15 May 1958

The Soviet Union launches Sputnik 3.

On May 15, 1958, the USSR launched its Third Artificial Satellite. While two previous Soviet orbiters were propelled into space by mostly political considerations, Sputnik-3, as it became known in the West, was designed to be a true scientific laboratory. According to original plans, it was supposed to be the first Soviet satellite, but, as it transpired decades later, it became the fourth, after its sibling crashed in a botched launch less than three weeks earlier.

A 8A91 rocket No. B1-1 with the second copy of Object D lifted off on the morning of May 15, 1958. This time, the ride to orbit went without a hitch. (473) A total of four objects were detected by Western radars after the launch: the satellite itself, the core stage of the R-7 rocket and two halves of a payload fairing, while the front tip of the fairing was probably too small to be registered.

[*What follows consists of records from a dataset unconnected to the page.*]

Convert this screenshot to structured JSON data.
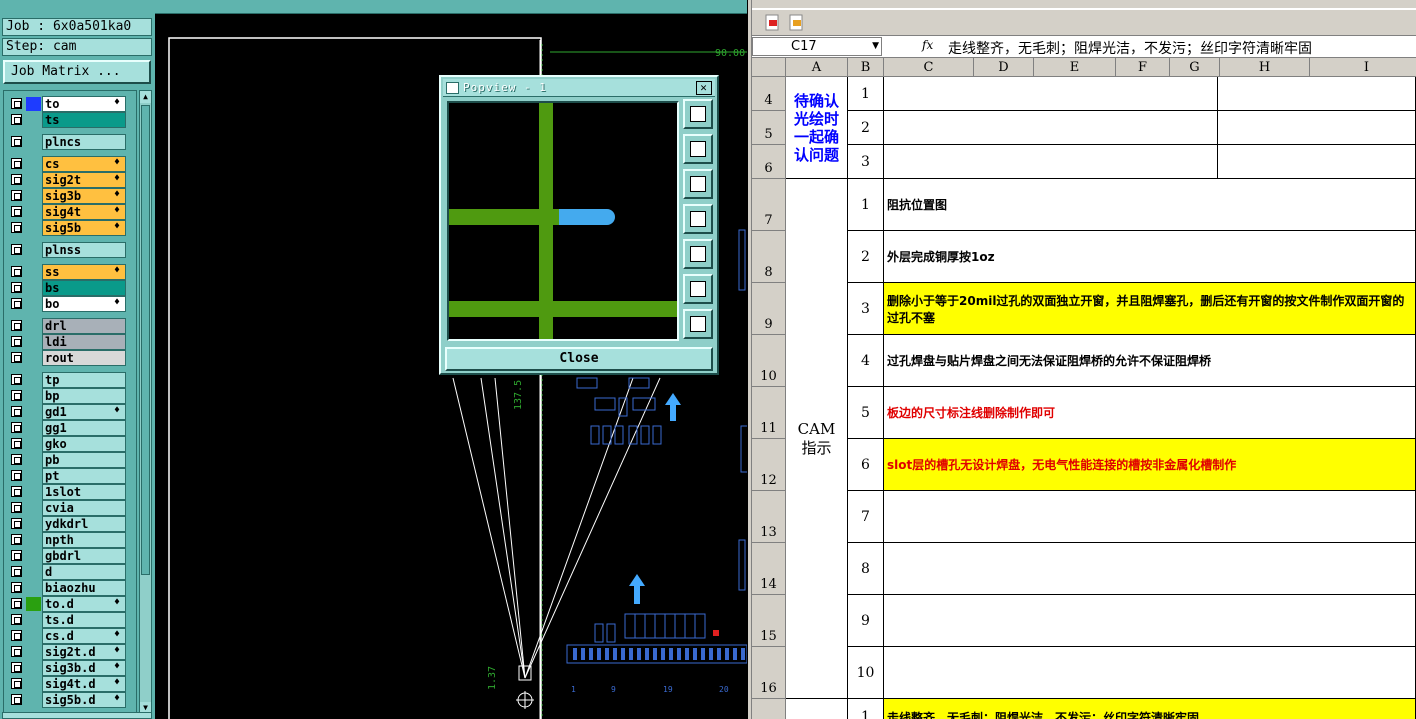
{
  "cam": {
    "job_label": "Job : 6x0a501ka0",
    "step_label": "Step: cam",
    "job_matrix_button": "Job Matrix ...",
    "layers": [
      {
        "name": "to",
        "swatch": "#1e3cff",
        "fill": "#ffffff",
        "flame": true
      },
      {
        "name": "ts",
        "swatch": "",
        "fill": "#0a9a8a",
        "flame": false
      },
      {
        "name": "plncs",
        "swatch": "",
        "fill": "#a6e0dc",
        "flame": false
      },
      {
        "name": "cs",
        "swatch": "",
        "fill": "#ffc040",
        "flame": true
      },
      {
        "name": "sig2t",
        "swatch": "",
        "fill": "#ffc040",
        "flame": true
      },
      {
        "name": "sig3b",
        "swatch": "",
        "fill": "#ffc040",
        "flame": true
      },
      {
        "name": "sig4t",
        "swatch": "",
        "fill": "#ffc040",
        "flame": true
      },
      {
        "name": "sig5b",
        "swatch": "",
        "fill": "#ffc040",
        "flame": true
      },
      {
        "name": "plnss",
        "swatch": "",
        "fill": "#a6e0dc",
        "flame": false
      },
      {
        "name": "ss",
        "swatch": "",
        "fill": "#ffc040",
        "flame": true
      },
      {
        "name": "bs",
        "swatch": "",
        "fill": "#0a9a8a",
        "flame": false
      },
      {
        "name": "bo",
        "swatch": "",
        "fill": "#ffffff",
        "flame": true
      },
      {
        "name": "drl",
        "swatch": "",
        "fill": "#a8b0b8",
        "flame": false
      },
      {
        "name": "ldi",
        "swatch": "",
        "fill": "#a8b0b8",
        "flame": false
      },
      {
        "name": "rout",
        "swatch": "",
        "fill": "#d8d8d8",
        "flame": false
      },
      {
        "name": "tp",
        "swatch": "",
        "fill": "#a6e0dc",
        "flame": false
      },
      {
        "name": "bp",
        "swatch": "",
        "fill": "#a6e0dc",
        "flame": false
      },
      {
        "name": "gd1",
        "swatch": "",
        "fill": "#a6e0dc",
        "flame": true
      },
      {
        "name": "gg1",
        "swatch": "",
        "fill": "#a6e0dc",
        "flame": false
      },
      {
        "name": "gko",
        "swatch": "",
        "fill": "#a6e0dc",
        "flame": false
      },
      {
        "name": "pb",
        "swatch": "",
        "fill": "#a6e0dc",
        "flame": false
      },
      {
        "name": "pt",
        "swatch": "",
        "fill": "#a6e0dc",
        "flame": false
      },
      {
        "name": "1slot",
        "swatch": "",
        "fill": "#a6e0dc",
        "flame": false
      },
      {
        "name": "cvia",
        "swatch": "",
        "fill": "#a6e0dc",
        "flame": false
      },
      {
        "name": "ydkdrl",
        "swatch": "",
        "fill": "#a6e0dc",
        "flame": false
      },
      {
        "name": "npth",
        "swatch": "",
        "fill": "#a6e0dc",
        "flame": false
      },
      {
        "name": "gbdrl",
        "swatch": "",
        "fill": "#a6e0dc",
        "flame": false
      },
      {
        "name": "d",
        "swatch": "",
        "fill": "#a6e0dc",
        "flame": false
      },
      {
        "name": "biaozhu",
        "swatch": "",
        "fill": "#a6e0dc",
        "flame": false
      },
      {
        "name": "to.d",
        "swatch": "#2aa010",
        "fill": "#a6e0dc",
        "flame": true
      },
      {
        "name": "ts.d",
        "swatch": "",
        "fill": "#a6e0dc",
        "flame": false
      },
      {
        "name": "cs.d",
        "swatch": "",
        "fill": "#a6e0dc",
        "flame": true
      },
      {
        "name": "sig2t.d",
        "swatch": "",
        "fill": "#a6e0dc",
        "flame": true
      },
      {
        "name": "sig3b.d",
        "swatch": "",
        "fill": "#a6e0dc",
        "flame": true
      },
      {
        "name": "sig4t.d",
        "swatch": "",
        "fill": "#a6e0dc",
        "flame": true
      },
      {
        "name": "sig5b.d",
        "swatch": "",
        "fill": "#a6e0dc",
        "flame": true
      }
    ],
    "canvas_labels": {
      "dim_top": "90.00",
      "dim_side": "137.5",
      "dim_small": "1.37",
      "tick_labels": [
        "1",
        "9",
        "19",
        "20"
      ]
    }
  },
  "popview": {
    "title": "Popview - 1",
    "close_x": "✕",
    "close_button": "Close"
  },
  "sheet": {
    "name_box": "C17",
    "fx": "fx",
    "formula": "走线整齐，无毛刺；阻焊光洁，不发污；丝印字符清晰牢固",
    "columns": [
      "A",
      "B",
      "C",
      "D",
      "E",
      "F",
      "G",
      "H",
      "I"
    ],
    "pending_label": "待确认光绘时一起确认问题",
    "cam_label": "CAM指示",
    "pending_rows": [
      {
        "row": "4",
        "num": "1"
      },
      {
        "row": "5",
        "num": "2"
      },
      {
        "row": "6",
        "num": "3"
      }
    ],
    "cam_rows": [
      {
        "row": "7",
        "num": "1",
        "text": "阻抗位置图",
        "style": ""
      },
      {
        "row": "8",
        "num": "2",
        "text": "外层完成铜厚按1oz",
        "style": ""
      },
      {
        "row": "9",
        "num": "3",
        "text": "删除小于等于20mil过孔的双面独立开窗，并且阻焊塞孔，删后还有开窗的按文件制作双面开窗的过孔不塞",
        "style": "yellow"
      },
      {
        "row": "10",
        "num": "4",
        "text": "过孔焊盘与贴片焊盘之间无法保证阻焊桥的允许不保证阻焊桥",
        "style": ""
      },
      {
        "row": "11",
        "num": "5",
        "text": "板边的尺寸标注线删除制作即可",
        "style": "red"
      },
      {
        "row": "12",
        "num": "6",
        "text": "slot层的槽孔无设计焊盘，无电气性能连接的槽按非金属化槽制作",
        "style": "red yellow"
      },
      {
        "row": "13",
        "num": "7",
        "text": "",
        "style": ""
      },
      {
        "row": "14",
        "num": "8",
        "text": "",
        "style": ""
      },
      {
        "row": "15",
        "num": "9",
        "text": "",
        "style": ""
      },
      {
        "row": "16",
        "num": "10",
        "text": "",
        "style": ""
      }
    ],
    "last_row": {
      "num": "1",
      "text": "走线整齐，无毛刺；阻焊光洁，不发污；丝印字符清晰牢固"
    }
  }
}
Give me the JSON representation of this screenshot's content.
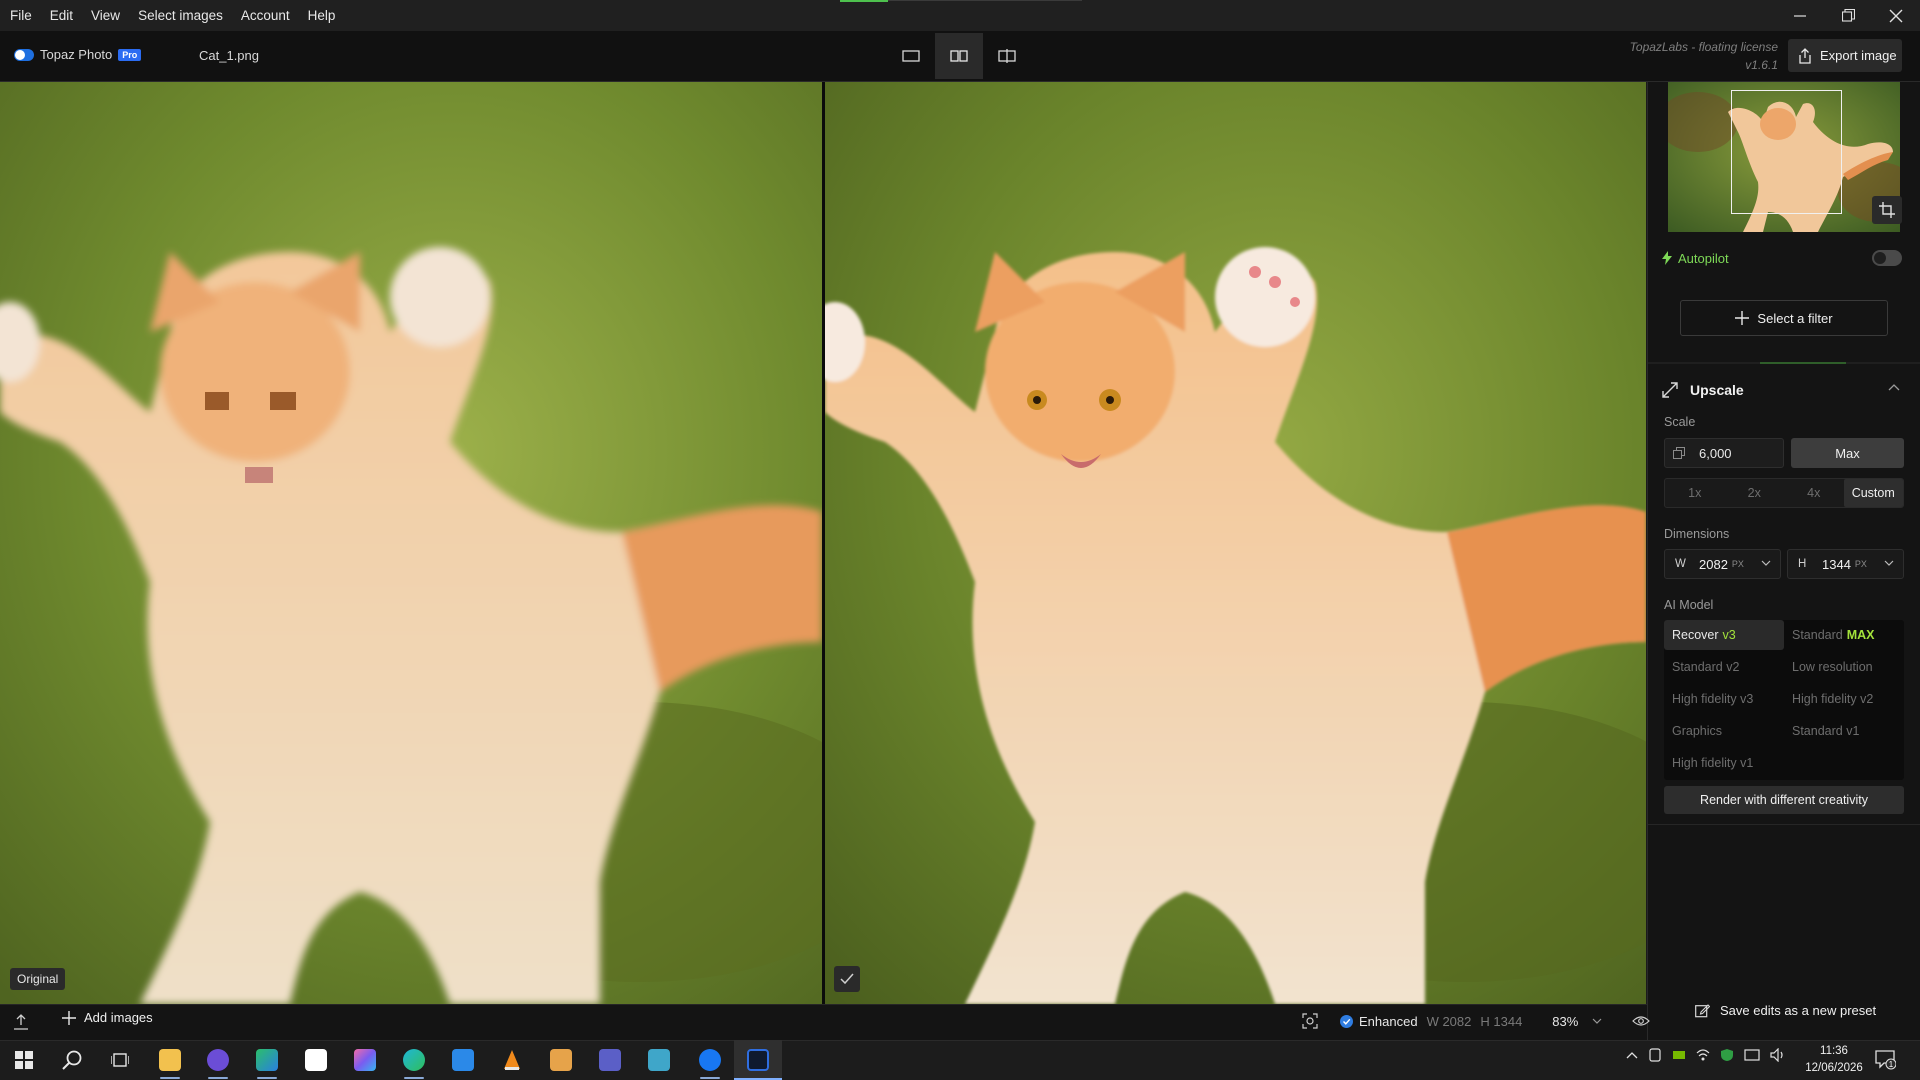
{
  "menubar": {
    "items": [
      "File",
      "Edit",
      "View",
      "Select images",
      "Account",
      "Help"
    ]
  },
  "toolbar": {
    "brand": "Topaz Photo",
    "badge": "Pro",
    "file_name": "Cat_1.png",
    "license_line1": "TopazLabs - floating license",
    "license_line2": "v1.6.1",
    "export_label": "Export image"
  },
  "viewer": {
    "original_label": "Original"
  },
  "panel": {
    "autopilot_label": "Autopilot",
    "select_filter_label": "Select a filter",
    "upscale_title": "Upscale",
    "scale_label": "Scale",
    "scale_value": "6,000",
    "max_label": "Max",
    "scale_options": [
      "1x",
      "2x",
      "4x",
      "Custom"
    ],
    "dimensions_label": "Dimensions",
    "width_key": "W",
    "width_value": "2082",
    "height_key": "H",
    "height_value": "1344",
    "unit": "PX",
    "model_label": "AI Model",
    "models": [
      {
        "name": "Recover",
        "tag": "v3"
      },
      {
        "name": "Standard",
        "tag": "MAX"
      },
      {
        "name": "Standard v2",
        "tag": ""
      },
      {
        "name": "Low resolution",
        "tag": ""
      },
      {
        "name": "High fidelity v3",
        "tag": ""
      },
      {
        "name": "High fidelity v2",
        "tag": ""
      },
      {
        "name": "Graphics",
        "tag": ""
      },
      {
        "name": "Standard v1",
        "tag": ""
      },
      {
        "name": "High fidelity v1",
        "tag": ""
      }
    ],
    "render_label": "Render with different creativity",
    "save_preset_label": "Save edits as a new preset"
  },
  "statusbar": {
    "add_images_label": "Add images",
    "enhanced_label": "Enhanced",
    "width_meta": "W 2082",
    "height_meta": "H 1344",
    "zoom": "83%"
  },
  "taskbar": {
    "time": "11:36",
    "date": "12/06/2026",
    "notification_count": "1"
  },
  "colors": {
    "accent_green": "#7ed957",
    "brand_blue": "#2b6cf2",
    "tag_lime": "#a4e33b"
  }
}
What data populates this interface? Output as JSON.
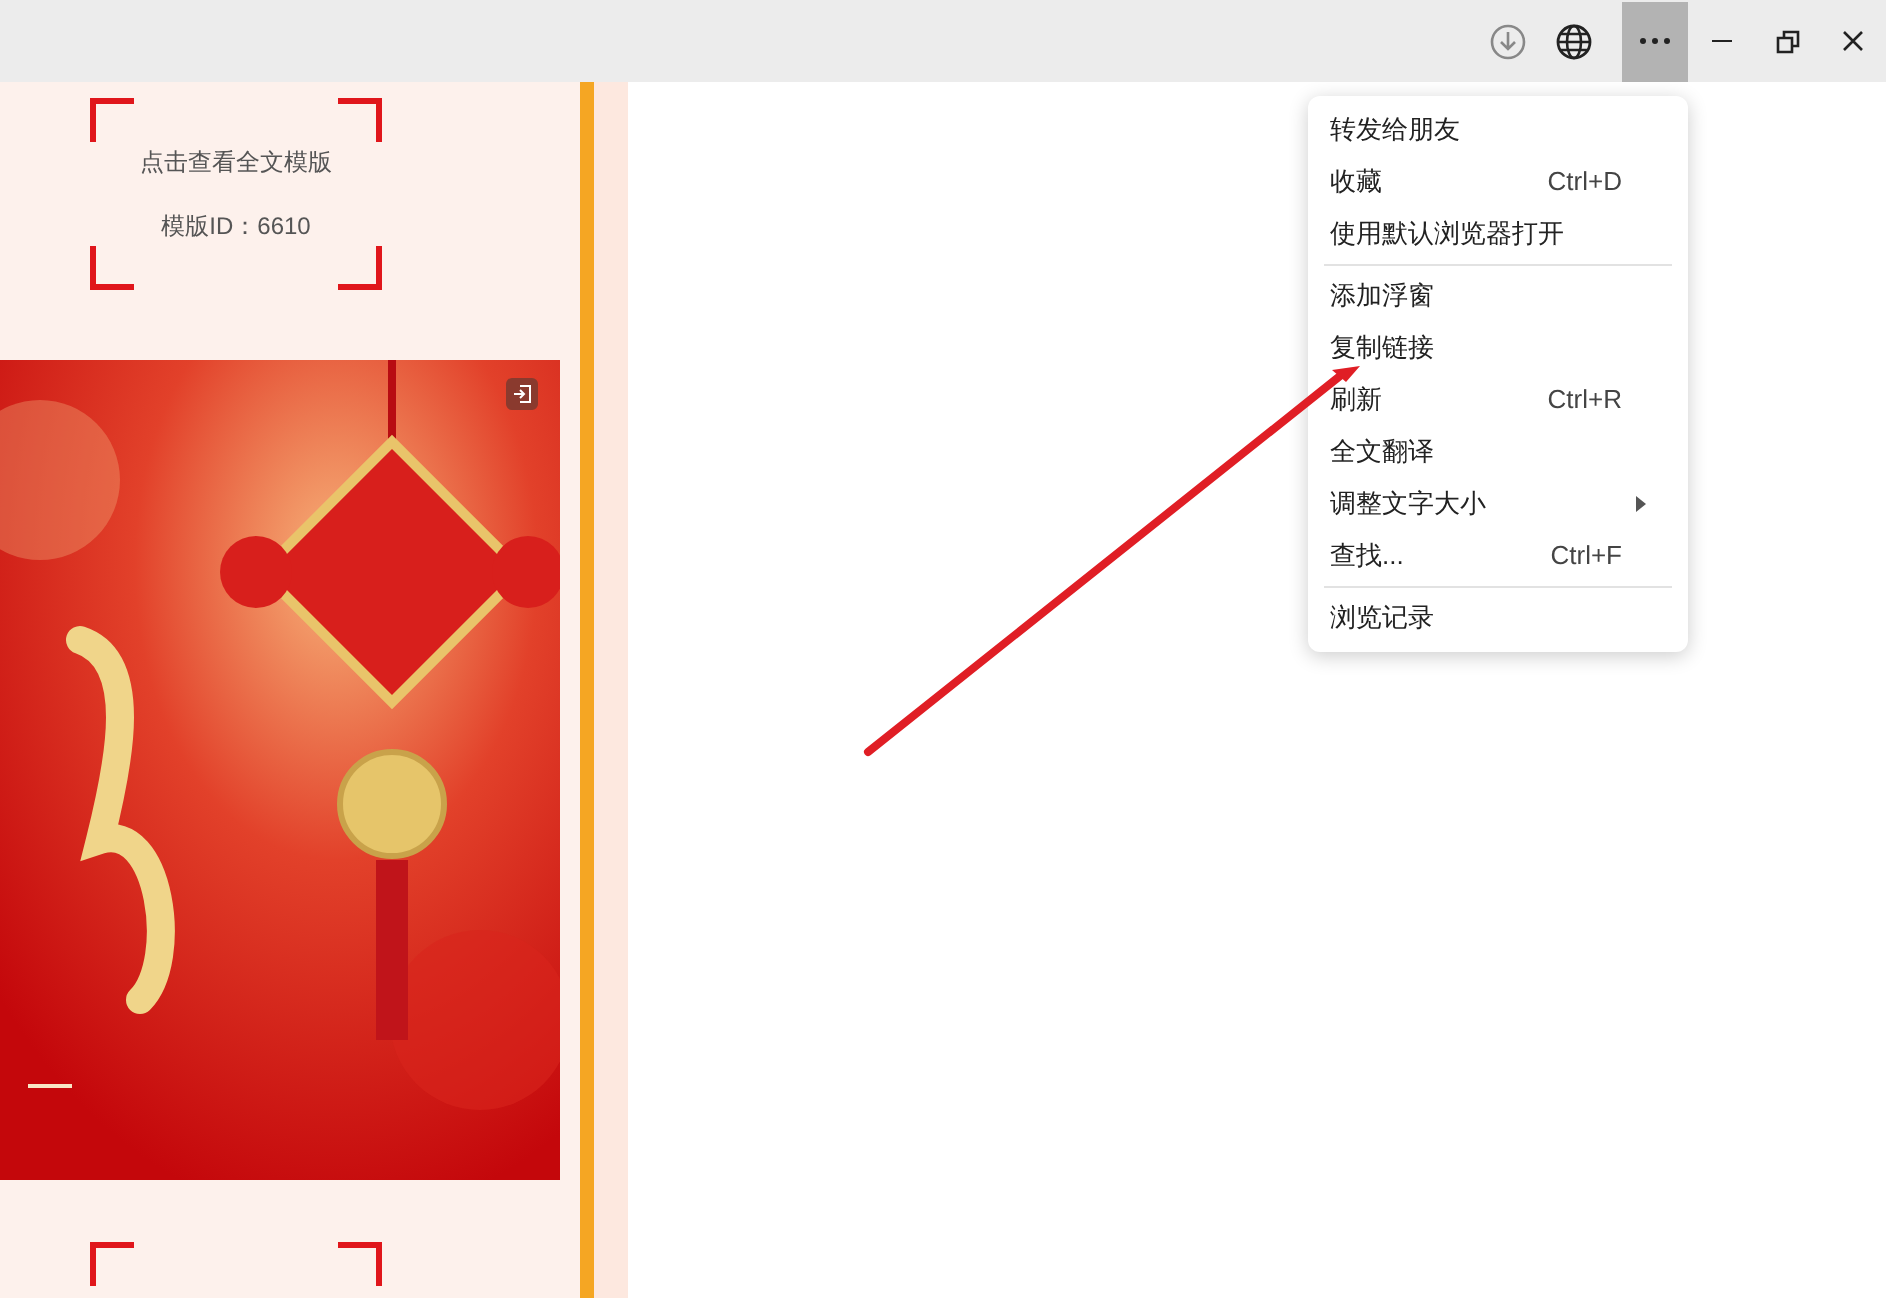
{
  "template_card": {
    "link": "点击查看全文模版",
    "template_id": "模版ID：6610"
  },
  "toolbar": {
    "more_menu_open": true
  },
  "menu": {
    "groups": [
      [
        {
          "label": "转发给朋友"
        },
        {
          "label": "收藏",
          "shortcut": "Ctrl+D"
        },
        {
          "label": "使用默认浏览器打开"
        }
      ],
      [
        {
          "label": "添加浮窗"
        },
        {
          "label": "复制链接"
        },
        {
          "label": "刷新",
          "shortcut": "Ctrl+R"
        },
        {
          "label": "全文翻译"
        },
        {
          "label": "调整文字大小",
          "submenu": true
        },
        {
          "label": "查找...",
          "shortcut": "Ctrl+F"
        }
      ],
      [
        {
          "label": "浏览记录"
        }
      ]
    ]
  }
}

On May 29, a press-release dedicated to the mission revealed general dimensions of the satellite and boasted that the third Soviet spacecraft was 2.5 times heavier than the second satellite and 16 times heavier than the first. (199)

As it transpired decades later, most systems onboard the third satellite functioned for more than two weeks, even though its data recorder failed earlier. The onboard system for orbit tracking was misbehaving in the first days of the mission.